Hydrophobic

From The School of Biomedical Sciences Wiki
(Difference between revisions)
Jump to: navigation, search
m
 
Line 1: Line 1:
The term hydrophobic (hydro="[[Water|water]]", phobic="fearing") is used to describe [[Molecule|molecules]] that will not interact with [[Water|water]]. Such molecules can also be known as [[Lipophilic|lipophilic]] (fat-loving). Hydrophobic [[Molecules|molecules]] are usually neutral and [[Non-polar|non-polar]] and so will not dissolve in [[Polarity|polar]] solvents such as [[Water|water]]&nbsp;<ref>Bruce Alberts, Alexander Johnson, Julian Lewis, Martin Raff, Keith Roberts, Peter Walter, (2008) Molecular Biology of the Cell, 5th edition, Page 620, New York: Garland Science</ref>. Instead, hydrophobic molecules are inclined to group together to avoid associating with water&nbsp;<ref>Jeremy M. Berg, John L. Tymoczko, Lubert Stryer (2007), Biochemistry 6th Edition, Page 28, New York: W. H. Freeman and Company</ref>. This is a key feature in the [[Phospholipid bilayer|phospholipid bilayers]] <ref>Bruce Alberts, Alexander Johnson, Julian Lewis, Martin Raff, Keith Roberts, Peter Walter, (2008) Molecular Biology of the Cell, 5th edition, Page 620, New York: Garland Science</ref> of [[Cell membranes|cell membranes]]. Examples of hydrophobic substances include fats, oils and [[Alkanes|alkanes]].&nbsp;  
+
The term hydrophobic (hydro="[[Water|water]]", phobic="fearing") is used to describe [[Molecule|molecules]] that will not interact with [[Water|water]]. Such molecules can also be known as [[Lipophilic|lipophilic]] (fat-loving). Hydrophobic [[Molecules|molecules]] are usually neutral and [[Non-polar|non-polar]] and so will not dissolve in [[Polarity|polar]] solvents such as [[Water|water]]<ref>Bruce Alberts, Alexander Johnson, Julian Lewis, Martin Raff, Keith Roberts, Peter Walter, (2008) Molecular Biology of the Cell, 5th edition, Page 620, New York: Garland Science</ref>. Instead, hydrophobic molecules are inclined to group together to avoid associating with water<ref>Jeremy M. Berg, John L. Tymoczko, Lubert Stryer (2007), Biochemistry 6th Edition, Page 28, New York: W. H. Freeman and Company</ref>. This is a key feature in the [[Phospholipid bilayer|phospholipid bilayers]]<ref>Bruce Alberts, Alexander Johnson, Julian Lewis, Martin Raff, Keith Roberts, Peter Walter, (2008) Molecular Biology of the Cell, 5th edition, Page 620, New York: Garland Science</ref> of [[Cell membranes|cell membranes]]. Examples of hydrophobic substances include fats, oils and [[Alkanes|alkanes]].&nbsp;  
  
 
Hydrophilic molecules are able to interact with water through&nbsp;[[Hydrogen bond|hydrogen bonding]]<ref>http://www.biology-online.org/dictionary/Hydrophilic</ref>.  
 
Hydrophilic molecules are able to interact with water through&nbsp;[[Hydrogen bond|hydrogen bonding]]<ref>http://www.biology-online.org/dictionary/Hydrophilic</ref>.  

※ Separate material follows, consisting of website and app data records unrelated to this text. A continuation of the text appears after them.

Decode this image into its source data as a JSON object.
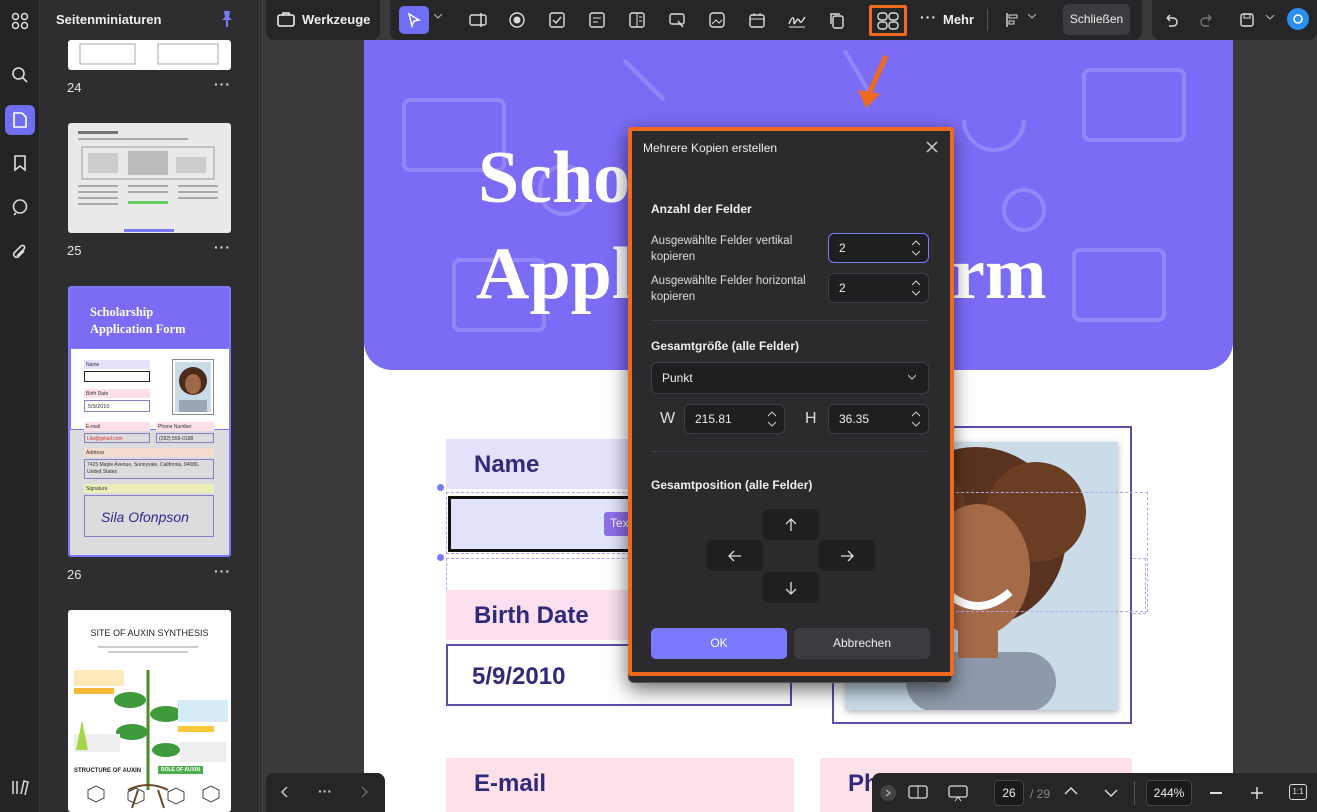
{
  "panel": {
    "title": "Seitenminiaturen"
  },
  "thumbnails": [
    {
      "page": "24"
    },
    {
      "page": "25"
    },
    {
      "page": "26",
      "title": "Scholarship Application Form",
      "name_label": "Name",
      "birth_label": "Birth Date",
      "birth_value": "5/9/2010",
      "email_label": "E-mail",
      "email_value": "Lila@gmail.com",
      "phone_label": "Phone Number",
      "phone_value": "(282) 555-0198",
      "address_label": "Address",
      "address_value": "7425 Maple Avenue, Sunnyvale, California, 94086, United States",
      "signature_label": "Signature",
      "signature_value": "Sila Ofonpson"
    },
    {
      "page": "",
      "title": "SITE OF AUXIN SYNTHESIS",
      "footer_left": "STRUCTURE OF AUXIN",
      "footer_right": "ROLE OF AUXIN"
    }
  ],
  "toolbar": {
    "tools_label": "Werkzeuge",
    "more_label": "Mehr",
    "close_label": "Schließen"
  },
  "document": {
    "title_line1": "Scho",
    "title_line1_end": "",
    "title_line2_start": "Appl",
    "title_line2_end": "rm",
    "name_label": "Name",
    "field_tag": "Tex",
    "birth_label": "Birth Date",
    "birth_value": "5/9/2010",
    "email_label": "E-mail",
    "phone_label_partial": "Ph"
  },
  "dialog": {
    "title": "Mehrere Kopien erstellen",
    "section_count": "Anzahl der Felder",
    "vertical_label": "Ausgewählte Felder vertikal kopieren",
    "vertical_value": "2",
    "horizontal_label": "Ausgewählte Felder horizontal kopieren",
    "horizontal_value": "2",
    "section_size": "Gesamtgröße (alle Felder)",
    "unit_value": "Punkt",
    "w_label": "W",
    "w_value": "215.81",
    "h_label": "H",
    "h_value": "36.35",
    "section_position": "Gesamtposition (alle Felder)",
    "ok_label": "OK",
    "cancel_label": "Abbrechen"
  },
  "bottombar": {
    "page_current": "26",
    "page_total": "/ 29",
    "zoom": "244%",
    "fit_label": "1:1"
  },
  "colors": {
    "accent": "#6f6ef4",
    "highlight": "#f06a1e",
    "banner": "#7b6cf6"
  }
}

Latest revision as of 14:51, 4 December 2018

The term hydrophobic (hydro="water", phobic="fearing") is used to describe molecules that will not interact with water. Such molecules can also be known as lipophilic (fat-loving). Hydrophobic molecules are usually neutral and non-polar and so will not dissolve in polar solvents such as water[1]. Instead, hydrophobic molecules are inclined to group together to avoid associating with water[2]. This is a key feature in the phospholipid bilayers[3] of cell membranes. Examples of hydrophobic substances include fats, oils and alkanes

Hydrophilic molecules are able to interact with water through hydrogen bonding[4].

References

  1. Bruce Alberts, Alexander Johnson, Julian Lewis, Martin Raff, Keith Roberts, Peter Walter, (2008) Molecular Biology of the Cell, 5th edition, Page 620, New York: Garland Science
  2. Jeremy M. Berg, John L. Tymoczko, Lubert Stryer (2007), Biochemistry 6th Edition, Page 28, New York: W. H. Freeman and Company
  3. Bruce Alberts, Alexander Johnson, Julian Lewis, Martin Raff, Keith Roberts, Peter Walter, (2008) Molecular Biology of the Cell, 5th edition, Page 620, New York: Garland Science
  4. http://www.biology-online.org/dictionary/Hydrophilic
Personal tools
Namespaces
Variants
Actions
Navigation
Toolbox